## Instructions for the task:
Without leaving out a single line, copy the records exactly.

——————

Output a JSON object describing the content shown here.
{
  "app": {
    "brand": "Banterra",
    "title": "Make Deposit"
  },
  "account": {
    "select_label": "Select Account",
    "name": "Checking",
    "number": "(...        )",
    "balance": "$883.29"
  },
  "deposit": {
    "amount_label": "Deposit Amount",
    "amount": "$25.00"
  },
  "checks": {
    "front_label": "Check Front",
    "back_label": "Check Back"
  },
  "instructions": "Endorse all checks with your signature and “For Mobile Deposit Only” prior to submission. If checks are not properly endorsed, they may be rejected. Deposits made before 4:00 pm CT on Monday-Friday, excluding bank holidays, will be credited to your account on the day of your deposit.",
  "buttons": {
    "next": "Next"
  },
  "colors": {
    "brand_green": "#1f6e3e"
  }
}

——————

## Solution:
Output a JSON object describing the content shown here.
{
  "app": {
    "brand": "Banterra",
    "title": "Make Deposit"
  },
  "account": {
    "select_label": "Select Account",
    "name": "Checking",
    "number": "(...        )",
    "balance": "$883.29"
  },
  "deposit": {
    "amount_label": "Deposit Amount",
    "amount": "$25.00"
  },
  "checks": {
    "front_label": "Check Front",
    "back_label": "Check Back"
  },
  "instructions": "Endorse all checks with your signature and “For Mobile Deposit Only” prior to submission. If checks are not properly endorsed, they may be rejected. Deposits made before 4:00 pm CT on Monday-Friday, excluding bank holidays, will be credited to your account on the day of your deposit.",
  "buttons": {
    "next": "Next"
  },
  "colors": {
    "brand_green": "#1f6e3e"
  }
}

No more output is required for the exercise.